- Solid chloride fuel cell
Solid oxide fuel cells conduct ions in ceramic membranes at high temperatures (1000 ℃ ~ 1200C). Generally, the Amoy ceramic material is stabilized double oxide (YSZ), which will conduct oxygen ions (02 -), while other ceramic materials conduct hydrogen ions. Its conduction mechanism is similar to the mechanism observed in semiconductors. It is often called solid-state device, and the name of fuel cell is derived from this similarity. The semi reaction formula is as follows:
H2 + O2 → H2O + 2e-
O2 +2e- → O2-
Here, water is also generated at the fuel electrode. The biggest advantage of solid oxide fuel cell is that its static electrolyte has no migration effect except in auxiliary equipment. The very high operating temperature makes it possible to use hydrocarbon fuels like molten carbonate fuel cells. At the same time, it should be noted that the solid oxide fuel cell will not be poisoned by carbon monoxide, and its treatment of carbon monoxide is roughly as effective as that of hydrogen, so the anodic reaction is
CO + O2 → CO2 + 2e-
Solid oxide fuel cells also benefit from reducing activity loss due to their high operating temperature. This loss is mainly ohmic loss. Solid oxide fuel cells can be divided into two types: planar or tubular. Planar solid oxide fuel cell is similar to other fuel cell technologies, which is a bipolar combination.
- Direct methanol fuel cell
Instead of hydrogen, methanol can be directly used as fuel of fuel cell, which is commonly referred to as direct methanol fuel cell. For direct methanol fuel cells used in vehicles, there are some definite motives. First, methanol is a liquid fuel, which is easy to store, distribute and sell in vehicle applications. Therefore, the current infrastructure of fuel supply can be applied without too much reinvestment; Secondly, methanol is the single organic fuel, which can be produced on a large scale from relatively abundant fossil fuels, i.e. coal and natural gas, most economically and effectively; In addition, methanol can be produced from agricultural products, such as sugarcane.
In direct methanol fuel cell, platinum or platinum alloy is used as electrocatalyst for both anode and cathode. The electrolyte can be trifluoromethane sulfonic acid or proton exchange membrane. The chemical reaction formula is as follows:
CH3OH + H2O → CO2 + 6H+ +6e-
O2 +6H+ + 6e- → 3H2O
CH3OH + O2 → CO2 + 2H2O
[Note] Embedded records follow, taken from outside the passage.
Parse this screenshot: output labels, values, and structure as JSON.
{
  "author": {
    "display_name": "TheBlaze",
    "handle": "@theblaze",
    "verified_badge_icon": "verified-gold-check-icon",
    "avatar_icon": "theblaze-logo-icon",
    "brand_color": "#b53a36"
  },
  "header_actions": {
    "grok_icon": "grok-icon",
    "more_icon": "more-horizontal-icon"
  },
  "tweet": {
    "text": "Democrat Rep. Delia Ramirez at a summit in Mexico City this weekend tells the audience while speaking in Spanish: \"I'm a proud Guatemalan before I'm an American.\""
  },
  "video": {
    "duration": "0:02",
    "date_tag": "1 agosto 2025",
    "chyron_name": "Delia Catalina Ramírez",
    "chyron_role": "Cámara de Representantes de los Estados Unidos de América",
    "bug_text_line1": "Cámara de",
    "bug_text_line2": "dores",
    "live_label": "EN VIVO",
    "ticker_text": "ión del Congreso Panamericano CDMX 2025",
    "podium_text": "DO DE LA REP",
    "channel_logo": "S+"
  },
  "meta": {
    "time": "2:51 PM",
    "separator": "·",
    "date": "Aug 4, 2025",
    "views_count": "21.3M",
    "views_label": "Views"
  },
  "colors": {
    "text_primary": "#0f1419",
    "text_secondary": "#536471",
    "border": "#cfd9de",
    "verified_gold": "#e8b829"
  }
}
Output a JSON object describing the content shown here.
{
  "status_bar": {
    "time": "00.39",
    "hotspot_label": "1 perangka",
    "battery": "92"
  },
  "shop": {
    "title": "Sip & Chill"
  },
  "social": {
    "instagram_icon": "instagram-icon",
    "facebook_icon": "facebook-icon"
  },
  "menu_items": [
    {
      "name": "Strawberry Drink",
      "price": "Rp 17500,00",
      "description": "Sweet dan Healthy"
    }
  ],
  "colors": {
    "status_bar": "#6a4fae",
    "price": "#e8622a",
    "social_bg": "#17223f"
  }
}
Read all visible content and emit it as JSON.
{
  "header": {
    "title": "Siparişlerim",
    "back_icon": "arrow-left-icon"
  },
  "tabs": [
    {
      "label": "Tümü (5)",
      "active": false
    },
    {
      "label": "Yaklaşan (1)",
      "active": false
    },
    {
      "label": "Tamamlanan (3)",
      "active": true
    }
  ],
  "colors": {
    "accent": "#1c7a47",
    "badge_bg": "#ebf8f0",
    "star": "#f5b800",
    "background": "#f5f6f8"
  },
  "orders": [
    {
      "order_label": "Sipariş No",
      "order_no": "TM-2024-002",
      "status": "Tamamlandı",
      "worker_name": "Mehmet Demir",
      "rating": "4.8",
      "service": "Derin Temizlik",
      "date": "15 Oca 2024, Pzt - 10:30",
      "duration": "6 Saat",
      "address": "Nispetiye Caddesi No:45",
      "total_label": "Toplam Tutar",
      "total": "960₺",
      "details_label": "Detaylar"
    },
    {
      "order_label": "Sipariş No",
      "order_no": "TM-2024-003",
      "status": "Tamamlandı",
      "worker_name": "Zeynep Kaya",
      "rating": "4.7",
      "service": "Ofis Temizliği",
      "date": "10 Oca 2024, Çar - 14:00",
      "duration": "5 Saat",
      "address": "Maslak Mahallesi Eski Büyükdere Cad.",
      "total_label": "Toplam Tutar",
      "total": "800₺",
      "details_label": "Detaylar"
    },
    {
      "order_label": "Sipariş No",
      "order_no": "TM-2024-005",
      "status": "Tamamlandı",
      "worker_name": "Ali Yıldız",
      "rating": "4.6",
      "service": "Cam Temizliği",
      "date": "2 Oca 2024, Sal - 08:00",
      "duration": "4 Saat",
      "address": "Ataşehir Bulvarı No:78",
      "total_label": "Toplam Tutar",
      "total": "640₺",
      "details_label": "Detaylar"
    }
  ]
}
Among the aforementioned fuel cells, direct methanol fuel cell is a relatively immature technology. In terms of the current technical state of the fuel cell, it generally operates at 50 ℃ ~ 100 ℃. Compared with direct hydrogen fuel cells, direct methanol fuel cells have low power density, slow power response and low efficiency.